[Opening Raw data section]

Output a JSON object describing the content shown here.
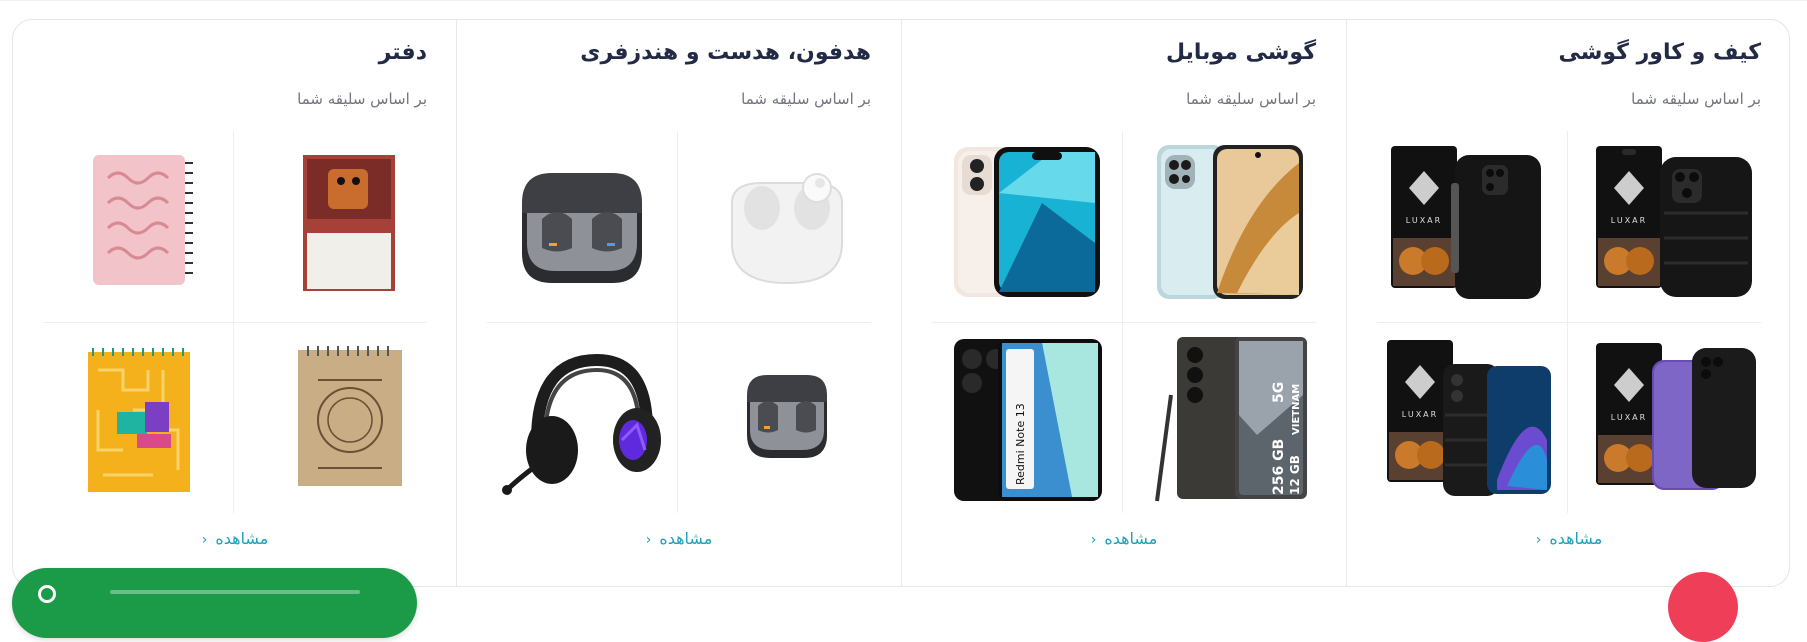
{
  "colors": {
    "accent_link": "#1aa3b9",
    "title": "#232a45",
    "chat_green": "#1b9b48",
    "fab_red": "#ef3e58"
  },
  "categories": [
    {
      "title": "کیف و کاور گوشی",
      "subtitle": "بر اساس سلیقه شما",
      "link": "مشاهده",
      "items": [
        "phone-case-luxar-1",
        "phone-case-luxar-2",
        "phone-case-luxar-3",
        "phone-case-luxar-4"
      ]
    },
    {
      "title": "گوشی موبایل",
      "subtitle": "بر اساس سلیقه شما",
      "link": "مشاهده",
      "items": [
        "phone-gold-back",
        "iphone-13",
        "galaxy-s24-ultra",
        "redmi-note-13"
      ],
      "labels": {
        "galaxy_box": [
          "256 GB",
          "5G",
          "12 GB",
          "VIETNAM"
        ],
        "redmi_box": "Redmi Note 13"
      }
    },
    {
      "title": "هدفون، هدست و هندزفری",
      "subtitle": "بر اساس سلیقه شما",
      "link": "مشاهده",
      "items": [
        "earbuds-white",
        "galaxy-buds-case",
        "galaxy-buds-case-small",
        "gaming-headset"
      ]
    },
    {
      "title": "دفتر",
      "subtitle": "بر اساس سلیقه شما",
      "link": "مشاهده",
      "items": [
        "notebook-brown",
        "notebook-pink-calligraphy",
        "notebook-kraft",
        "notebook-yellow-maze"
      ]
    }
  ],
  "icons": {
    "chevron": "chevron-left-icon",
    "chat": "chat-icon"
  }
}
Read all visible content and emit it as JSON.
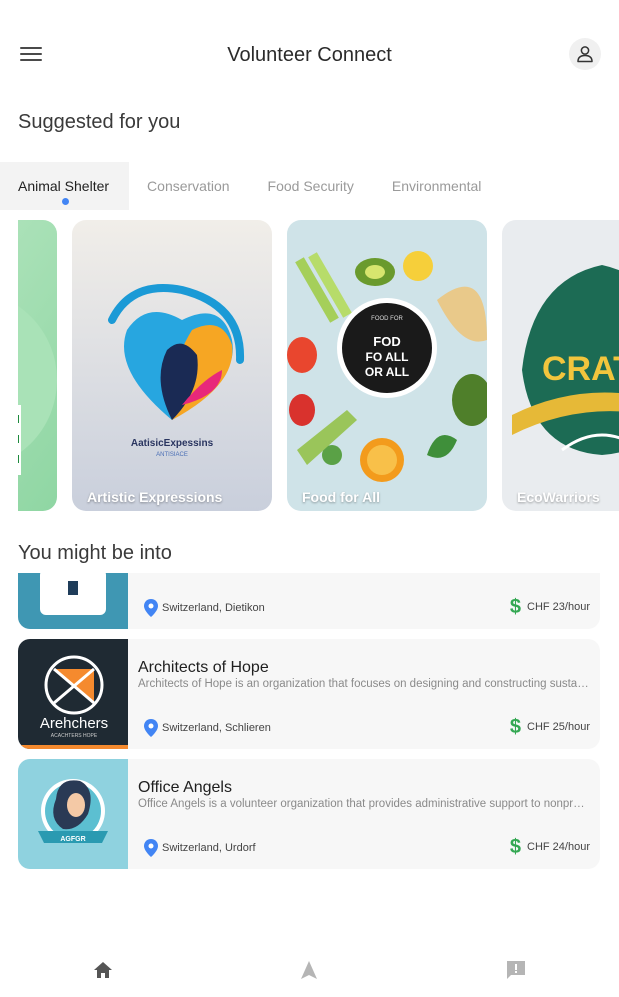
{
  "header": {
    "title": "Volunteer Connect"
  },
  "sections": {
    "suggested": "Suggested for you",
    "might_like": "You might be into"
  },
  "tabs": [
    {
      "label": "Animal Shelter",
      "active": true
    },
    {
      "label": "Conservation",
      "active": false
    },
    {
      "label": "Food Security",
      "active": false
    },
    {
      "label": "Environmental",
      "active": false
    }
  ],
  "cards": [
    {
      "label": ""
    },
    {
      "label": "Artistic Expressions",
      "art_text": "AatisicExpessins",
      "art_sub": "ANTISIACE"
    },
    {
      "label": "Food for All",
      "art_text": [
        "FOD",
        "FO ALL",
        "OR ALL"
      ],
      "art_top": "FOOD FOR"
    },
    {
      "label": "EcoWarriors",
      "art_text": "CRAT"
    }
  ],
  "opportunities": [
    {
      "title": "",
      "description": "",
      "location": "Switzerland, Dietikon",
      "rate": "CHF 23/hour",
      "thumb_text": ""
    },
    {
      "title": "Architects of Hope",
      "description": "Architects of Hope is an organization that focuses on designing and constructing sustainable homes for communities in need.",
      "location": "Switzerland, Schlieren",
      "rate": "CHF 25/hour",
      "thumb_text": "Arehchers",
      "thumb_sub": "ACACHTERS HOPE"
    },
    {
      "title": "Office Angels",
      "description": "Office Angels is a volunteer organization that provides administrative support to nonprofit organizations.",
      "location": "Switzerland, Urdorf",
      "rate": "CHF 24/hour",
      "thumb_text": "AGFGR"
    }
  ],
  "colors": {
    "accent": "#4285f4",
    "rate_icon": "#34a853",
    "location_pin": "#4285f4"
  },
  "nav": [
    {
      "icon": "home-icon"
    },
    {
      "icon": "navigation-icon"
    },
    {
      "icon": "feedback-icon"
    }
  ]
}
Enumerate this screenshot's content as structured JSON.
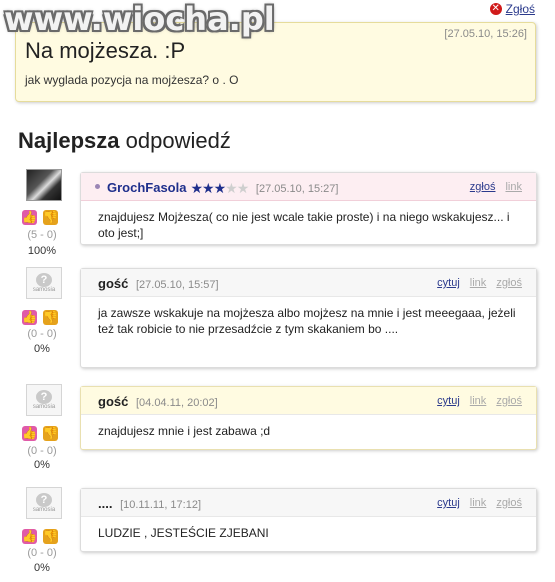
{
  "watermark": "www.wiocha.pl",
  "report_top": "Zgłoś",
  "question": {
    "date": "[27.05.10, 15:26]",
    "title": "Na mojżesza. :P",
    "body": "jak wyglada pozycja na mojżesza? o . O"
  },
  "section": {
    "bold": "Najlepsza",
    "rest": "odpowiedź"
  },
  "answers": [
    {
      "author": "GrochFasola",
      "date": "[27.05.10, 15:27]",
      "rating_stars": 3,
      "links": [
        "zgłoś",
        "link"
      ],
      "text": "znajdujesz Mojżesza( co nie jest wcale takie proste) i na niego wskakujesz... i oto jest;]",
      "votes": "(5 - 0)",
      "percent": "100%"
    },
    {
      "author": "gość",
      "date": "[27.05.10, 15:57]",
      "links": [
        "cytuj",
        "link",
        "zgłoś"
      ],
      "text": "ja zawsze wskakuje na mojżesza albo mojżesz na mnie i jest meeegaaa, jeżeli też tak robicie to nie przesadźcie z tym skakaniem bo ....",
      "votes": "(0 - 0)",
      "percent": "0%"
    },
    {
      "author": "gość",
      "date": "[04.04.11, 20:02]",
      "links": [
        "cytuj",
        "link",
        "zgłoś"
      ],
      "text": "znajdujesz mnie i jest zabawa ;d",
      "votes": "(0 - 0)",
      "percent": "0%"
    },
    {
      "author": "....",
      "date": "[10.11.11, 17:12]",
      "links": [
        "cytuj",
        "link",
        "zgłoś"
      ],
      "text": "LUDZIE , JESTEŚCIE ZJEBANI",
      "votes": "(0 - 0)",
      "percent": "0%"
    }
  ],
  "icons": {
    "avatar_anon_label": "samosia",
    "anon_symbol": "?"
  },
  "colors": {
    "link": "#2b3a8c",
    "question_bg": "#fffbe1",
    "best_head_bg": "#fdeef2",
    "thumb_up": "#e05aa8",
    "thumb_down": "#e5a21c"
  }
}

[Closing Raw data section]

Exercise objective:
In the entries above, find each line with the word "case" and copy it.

Your response:
        "phone-case-luxar-1",
        "phone-case-luxar-2",
        "phone-case-luxar-3",
        "phone-case-luxar-4"
        "galaxy-buds-case",
        "galaxy-buds-case-small",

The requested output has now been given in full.